§ Exercise:
As soon as the line containing "Extract the structured" appears, start repeating lines exactly and continue to the end of the entries; please skip pictures.

§ Records drawn from a dataset:
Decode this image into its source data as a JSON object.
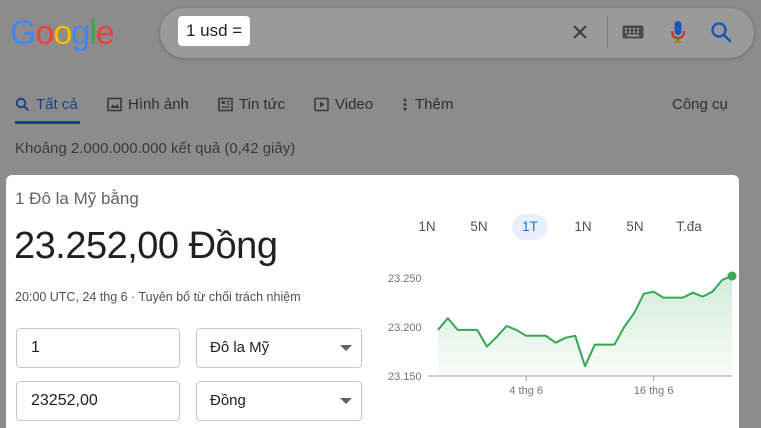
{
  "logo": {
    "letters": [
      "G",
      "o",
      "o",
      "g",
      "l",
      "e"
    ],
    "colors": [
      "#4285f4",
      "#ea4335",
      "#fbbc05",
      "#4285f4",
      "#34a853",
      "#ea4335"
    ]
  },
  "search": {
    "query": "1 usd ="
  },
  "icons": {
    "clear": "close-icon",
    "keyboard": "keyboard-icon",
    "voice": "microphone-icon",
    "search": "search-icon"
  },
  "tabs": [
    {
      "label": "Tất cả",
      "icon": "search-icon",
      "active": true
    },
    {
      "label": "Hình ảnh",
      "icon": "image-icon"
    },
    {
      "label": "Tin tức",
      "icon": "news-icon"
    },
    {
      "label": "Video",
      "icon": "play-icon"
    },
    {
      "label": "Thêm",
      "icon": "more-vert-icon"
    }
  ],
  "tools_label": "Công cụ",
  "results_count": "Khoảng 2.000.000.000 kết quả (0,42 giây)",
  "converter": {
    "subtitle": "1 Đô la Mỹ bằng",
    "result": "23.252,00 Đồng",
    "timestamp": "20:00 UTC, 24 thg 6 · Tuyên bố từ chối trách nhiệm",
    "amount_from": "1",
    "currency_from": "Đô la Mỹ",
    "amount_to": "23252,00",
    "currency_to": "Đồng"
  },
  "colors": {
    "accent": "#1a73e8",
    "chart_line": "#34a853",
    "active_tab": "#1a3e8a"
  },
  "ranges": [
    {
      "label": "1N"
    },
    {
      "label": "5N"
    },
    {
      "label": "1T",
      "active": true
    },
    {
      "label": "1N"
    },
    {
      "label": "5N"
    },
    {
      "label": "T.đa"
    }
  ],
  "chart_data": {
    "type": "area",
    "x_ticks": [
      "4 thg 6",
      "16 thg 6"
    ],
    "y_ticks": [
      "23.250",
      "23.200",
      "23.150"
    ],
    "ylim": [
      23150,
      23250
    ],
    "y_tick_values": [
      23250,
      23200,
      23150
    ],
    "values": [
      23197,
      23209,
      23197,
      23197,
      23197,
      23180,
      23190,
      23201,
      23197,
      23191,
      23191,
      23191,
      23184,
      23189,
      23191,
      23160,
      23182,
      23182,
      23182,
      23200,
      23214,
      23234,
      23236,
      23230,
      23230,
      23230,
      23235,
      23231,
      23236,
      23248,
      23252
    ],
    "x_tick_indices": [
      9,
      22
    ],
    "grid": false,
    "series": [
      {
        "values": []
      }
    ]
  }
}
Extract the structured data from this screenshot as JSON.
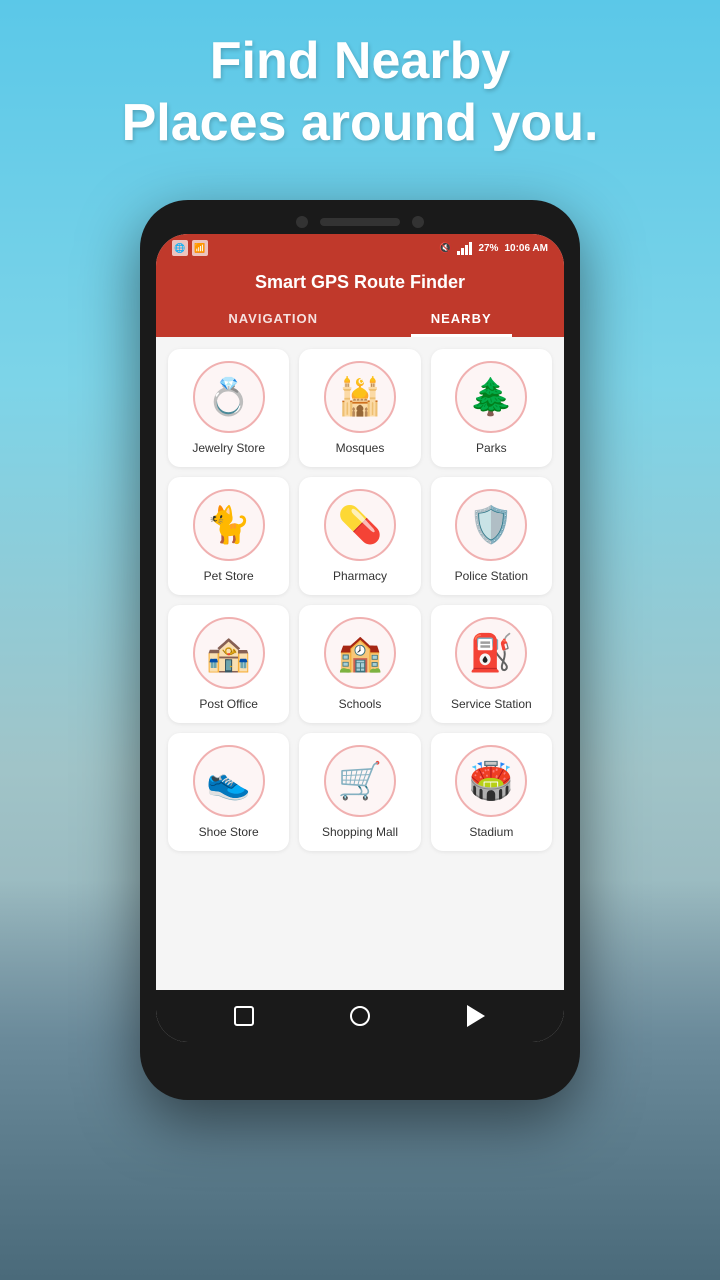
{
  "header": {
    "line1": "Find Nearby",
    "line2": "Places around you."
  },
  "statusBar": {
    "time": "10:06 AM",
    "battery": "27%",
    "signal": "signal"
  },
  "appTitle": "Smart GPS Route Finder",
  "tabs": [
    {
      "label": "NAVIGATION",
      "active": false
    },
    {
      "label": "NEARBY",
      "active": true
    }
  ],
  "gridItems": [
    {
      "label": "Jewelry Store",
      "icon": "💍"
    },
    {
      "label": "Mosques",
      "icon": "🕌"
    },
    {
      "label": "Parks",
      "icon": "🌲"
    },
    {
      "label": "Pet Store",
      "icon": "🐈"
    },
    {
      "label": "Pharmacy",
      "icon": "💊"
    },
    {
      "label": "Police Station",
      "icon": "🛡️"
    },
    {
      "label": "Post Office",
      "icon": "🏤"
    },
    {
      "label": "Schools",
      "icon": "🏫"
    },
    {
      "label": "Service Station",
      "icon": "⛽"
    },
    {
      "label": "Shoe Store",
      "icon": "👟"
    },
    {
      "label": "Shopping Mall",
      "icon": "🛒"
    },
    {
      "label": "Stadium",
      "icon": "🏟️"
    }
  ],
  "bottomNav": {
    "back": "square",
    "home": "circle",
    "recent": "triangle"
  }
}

§ Reply:
Extract the structured data from this screenshot as JSON.
{
  "header": {
    "line1": "Find Nearby",
    "line2": "Places around you."
  },
  "statusBar": {
    "time": "10:06 AM",
    "battery": "27%",
    "signal": "signal"
  },
  "appTitle": "Smart GPS Route Finder",
  "tabs": [
    {
      "label": "NAVIGATION",
      "active": false
    },
    {
      "label": "NEARBY",
      "active": true
    }
  ],
  "gridItems": [
    {
      "label": "Jewelry Store",
      "icon": "💍"
    },
    {
      "label": "Mosques",
      "icon": "🕌"
    },
    {
      "label": "Parks",
      "icon": "🌲"
    },
    {
      "label": "Pet Store",
      "icon": "🐈"
    },
    {
      "label": "Pharmacy",
      "icon": "💊"
    },
    {
      "label": "Police Station",
      "icon": "🛡️"
    },
    {
      "label": "Post Office",
      "icon": "🏤"
    },
    {
      "label": "Schools",
      "icon": "🏫"
    },
    {
      "label": "Service Station",
      "icon": "⛽"
    },
    {
      "label": "Shoe Store",
      "icon": "👟"
    },
    {
      "label": "Shopping Mall",
      "icon": "🛒"
    },
    {
      "label": "Stadium",
      "icon": "🏟️"
    }
  ],
  "bottomNav": {
    "back": "square",
    "home": "circle",
    "recent": "triangle"
  }
}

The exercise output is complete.